When WhatsApp finally got a voice calling feature last year it left us with just one question: when do we get video? There have been plenty of hints at its impending arrival, and now the feature has shown up in the beta iOS app. With Facebook in the driver’s seat, it’s a matter of when, not if, WhatsApp video calling is coming. Here’s what we know about how to make WhatsApp video calls.
Highlight recent changes
Screenshots from the WhatsApp beta version running on iOS show a video call icon at the top right of the chat window, beside the voice call icon and profile picture.
It’s official.. Video-Call for #WhatsApp
— Ilhan Pektas (@0xmaciln)
May 2, 2016
The voice call update is closing in. Many expect the feature to arrive in the next iOS app update in the coming days. Currently, to see the feature, you will need a jailbroken iOS device with Cydia installed.
No such icon or feature has shown up on Android yet, but the update surely will not follow far behind iOS.
In addition to the planned new video and voice features, there is also evidence that WhatsApp could soon allow you to send ZIP files. This function would benefit WhatsApp users who’d like to send files but would like to minimize the impact on their monthly data limits. A potential release for these features isn’t known yet. We’ll let you know as soon as we know more.
How to make WhatsApp video calls
You can’t, yet, but what you can do is send a video clip to your WhatsApp contacts. In order to send video to somebody in WhatsApp, you use the same procedure you’d use to send a photo, an audio clip, your location or somebody’s contact details.
Open a chat with the person you want to send the video, tap the attachment button at the top of the screen (it’s the one that looks like a paperclip) and then tap on the kind of thing you want to send, so, in this case, you’d tap video. You can add a caption if you like, and then you can send the clip by tapping on the send button in the preview.
You can also forward a video sent to you by somebody else. To do that, tap and hold on the message(s) you’d like to forward, tap the forward arrow icon, and choose a conversation to forward the message to. Don’t worry about data use here: while the forwarded message(s) will appear to have come from you, you don’t have to upload the message or messages again. WhatsApp takes care of that.

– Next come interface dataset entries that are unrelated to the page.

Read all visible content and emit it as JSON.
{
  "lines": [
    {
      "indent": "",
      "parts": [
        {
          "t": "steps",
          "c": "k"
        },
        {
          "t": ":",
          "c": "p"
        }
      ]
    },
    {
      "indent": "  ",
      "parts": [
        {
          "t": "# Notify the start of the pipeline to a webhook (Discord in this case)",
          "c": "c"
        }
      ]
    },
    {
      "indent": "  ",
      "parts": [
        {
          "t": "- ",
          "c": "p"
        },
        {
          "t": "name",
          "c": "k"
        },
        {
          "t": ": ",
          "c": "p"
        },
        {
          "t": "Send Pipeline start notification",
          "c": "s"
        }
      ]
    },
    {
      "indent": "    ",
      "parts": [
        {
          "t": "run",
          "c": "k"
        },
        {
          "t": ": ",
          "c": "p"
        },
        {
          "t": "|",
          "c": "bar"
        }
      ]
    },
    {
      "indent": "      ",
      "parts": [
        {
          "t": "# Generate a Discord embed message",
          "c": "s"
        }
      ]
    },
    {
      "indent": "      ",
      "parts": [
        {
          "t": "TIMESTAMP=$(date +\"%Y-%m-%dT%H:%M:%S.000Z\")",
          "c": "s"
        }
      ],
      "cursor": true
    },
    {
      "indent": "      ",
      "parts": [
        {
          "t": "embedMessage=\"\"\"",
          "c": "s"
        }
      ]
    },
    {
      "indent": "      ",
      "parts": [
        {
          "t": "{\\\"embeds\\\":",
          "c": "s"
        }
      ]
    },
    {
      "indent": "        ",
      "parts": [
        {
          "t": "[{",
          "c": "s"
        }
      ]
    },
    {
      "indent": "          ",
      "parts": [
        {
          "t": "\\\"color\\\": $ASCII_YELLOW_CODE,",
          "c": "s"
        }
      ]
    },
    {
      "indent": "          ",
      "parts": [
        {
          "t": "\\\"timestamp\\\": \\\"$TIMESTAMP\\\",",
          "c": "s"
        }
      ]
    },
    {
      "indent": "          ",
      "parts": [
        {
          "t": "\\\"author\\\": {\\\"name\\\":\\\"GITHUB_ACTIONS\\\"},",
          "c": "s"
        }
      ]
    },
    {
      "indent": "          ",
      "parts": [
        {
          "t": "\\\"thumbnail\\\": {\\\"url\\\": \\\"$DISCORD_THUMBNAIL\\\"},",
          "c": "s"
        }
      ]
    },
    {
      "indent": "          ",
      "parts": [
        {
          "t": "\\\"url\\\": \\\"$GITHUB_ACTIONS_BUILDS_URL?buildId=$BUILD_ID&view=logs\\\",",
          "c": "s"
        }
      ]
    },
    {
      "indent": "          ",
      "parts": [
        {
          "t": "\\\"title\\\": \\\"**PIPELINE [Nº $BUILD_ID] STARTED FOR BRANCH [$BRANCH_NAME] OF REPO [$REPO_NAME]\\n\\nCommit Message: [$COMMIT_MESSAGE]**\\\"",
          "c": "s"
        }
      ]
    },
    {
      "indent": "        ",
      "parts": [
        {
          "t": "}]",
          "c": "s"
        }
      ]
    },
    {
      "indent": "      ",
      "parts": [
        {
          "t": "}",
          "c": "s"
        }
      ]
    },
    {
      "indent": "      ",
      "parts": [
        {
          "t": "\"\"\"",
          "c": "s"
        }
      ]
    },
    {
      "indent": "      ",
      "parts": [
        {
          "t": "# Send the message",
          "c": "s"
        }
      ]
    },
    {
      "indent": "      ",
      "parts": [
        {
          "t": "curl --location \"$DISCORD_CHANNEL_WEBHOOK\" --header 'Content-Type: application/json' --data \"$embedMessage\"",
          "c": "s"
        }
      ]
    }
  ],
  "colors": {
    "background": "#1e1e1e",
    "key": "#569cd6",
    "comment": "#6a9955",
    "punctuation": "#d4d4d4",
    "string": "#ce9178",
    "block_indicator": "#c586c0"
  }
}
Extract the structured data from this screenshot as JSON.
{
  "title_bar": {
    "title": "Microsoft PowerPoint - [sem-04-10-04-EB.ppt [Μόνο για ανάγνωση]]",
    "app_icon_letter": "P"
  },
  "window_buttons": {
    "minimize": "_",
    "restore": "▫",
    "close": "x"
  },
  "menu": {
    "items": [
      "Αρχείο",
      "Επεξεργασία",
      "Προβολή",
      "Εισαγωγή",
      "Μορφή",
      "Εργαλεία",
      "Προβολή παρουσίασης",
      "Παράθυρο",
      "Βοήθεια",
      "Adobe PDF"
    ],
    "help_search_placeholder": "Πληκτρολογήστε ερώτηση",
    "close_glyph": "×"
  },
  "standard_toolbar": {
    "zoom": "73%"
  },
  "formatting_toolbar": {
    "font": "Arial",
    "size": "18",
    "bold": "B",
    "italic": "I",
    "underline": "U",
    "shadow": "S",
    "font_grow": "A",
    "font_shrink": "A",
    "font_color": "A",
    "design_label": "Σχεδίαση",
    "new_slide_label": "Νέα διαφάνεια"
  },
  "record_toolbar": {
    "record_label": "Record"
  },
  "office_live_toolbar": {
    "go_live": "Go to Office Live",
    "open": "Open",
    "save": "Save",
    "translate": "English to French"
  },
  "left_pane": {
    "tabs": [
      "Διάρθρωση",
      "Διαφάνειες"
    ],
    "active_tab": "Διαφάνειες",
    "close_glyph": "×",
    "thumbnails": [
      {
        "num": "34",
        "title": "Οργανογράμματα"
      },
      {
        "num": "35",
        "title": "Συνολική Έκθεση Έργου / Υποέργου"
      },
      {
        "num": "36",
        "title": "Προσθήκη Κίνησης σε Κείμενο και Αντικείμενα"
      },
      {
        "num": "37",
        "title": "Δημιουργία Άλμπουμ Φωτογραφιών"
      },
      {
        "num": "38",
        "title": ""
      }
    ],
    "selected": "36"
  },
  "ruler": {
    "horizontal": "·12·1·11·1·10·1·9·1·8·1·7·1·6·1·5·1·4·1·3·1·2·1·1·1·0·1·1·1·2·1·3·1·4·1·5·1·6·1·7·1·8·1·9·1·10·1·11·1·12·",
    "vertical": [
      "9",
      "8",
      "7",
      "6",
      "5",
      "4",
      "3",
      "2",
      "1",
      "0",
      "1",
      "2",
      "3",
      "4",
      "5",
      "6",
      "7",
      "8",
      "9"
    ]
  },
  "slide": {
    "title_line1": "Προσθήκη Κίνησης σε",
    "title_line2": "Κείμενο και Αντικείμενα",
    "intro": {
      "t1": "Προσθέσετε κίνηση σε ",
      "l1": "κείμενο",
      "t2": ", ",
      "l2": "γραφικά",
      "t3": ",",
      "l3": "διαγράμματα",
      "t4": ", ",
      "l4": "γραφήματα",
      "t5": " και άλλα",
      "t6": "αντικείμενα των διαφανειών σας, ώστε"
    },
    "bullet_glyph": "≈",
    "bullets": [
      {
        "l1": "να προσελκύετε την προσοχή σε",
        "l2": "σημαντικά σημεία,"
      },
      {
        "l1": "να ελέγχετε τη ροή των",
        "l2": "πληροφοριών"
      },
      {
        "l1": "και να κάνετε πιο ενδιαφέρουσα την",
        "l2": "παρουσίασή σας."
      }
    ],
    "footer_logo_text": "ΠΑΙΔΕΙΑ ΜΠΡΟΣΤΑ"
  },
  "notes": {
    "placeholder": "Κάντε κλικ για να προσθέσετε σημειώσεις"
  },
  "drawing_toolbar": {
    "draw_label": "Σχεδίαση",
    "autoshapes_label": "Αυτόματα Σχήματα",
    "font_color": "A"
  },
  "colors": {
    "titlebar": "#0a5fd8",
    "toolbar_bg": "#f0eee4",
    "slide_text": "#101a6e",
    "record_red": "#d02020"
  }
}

How making WhatsApp video calls will probably work
WhatsApp might not have video calls just yet, but many rivals do – and you can get a good idea of how WhatsApp video calling should work by checking out alternative apps such as the excellent Viber, which is one of the best instant messenger apps for Android.
In the case of Viber, making a video call means making a voice call first. Select your contact, tap the Free Call button, and wait for the call to connect. Once it connects, you’ll need to tap the Video Call button to move into video calling mode, and the person you’re calling needs to activate it too or you won’t be able to see him, her or them.
You can do the same thing in Skype for Android – there’s a button you can use to turn the video on or off during a call – but unlike Viber you don’t need to initiate a voice call first if you don’t want to. All you need to do is sign in, tap the contact you want to video call and then tap on the video call. If WhatsApp doesn’t do something very similar when it brings in video calling we’ll eat a Nexus.
What if you don’t want to receive or make WhatsApp video calls?
Once again, Skype shows how it’ll probably work: in its Settings card under Voice and Video Calls you can choose between the following options:
- Receive calls from: choose who you receive Skype video calls from. You can use this option to stop unwanted video calls from unknown people.
- Answer calls automatically: select this option if you want incoming voice and video calls to be answered automatically.
- Enable video calling: on most devices, video calling is enabled by default.
- Technical info: select this option if you want to see technical information about your call.
- Video quality: choose your video call quality. The higher the quality, the more data a video call will use.
That all seems pretty sensible to us, and it’d be good if WhatsApp introduced something similar. The app is almost certainly heading in that direction anyway, because now that Facebook owns it, it’s likely to get more Facebook-y and make more use of your Facebook network as well as your WhatsApp contact list.
Are you praying for the day WhatsApp introduces video calling, or would you rather keep your contacts out of the picture? Let us know in the comments, and don’t forget that we have a dedicated WhatsApp hub where you can get answers to all your WhatsApp questions!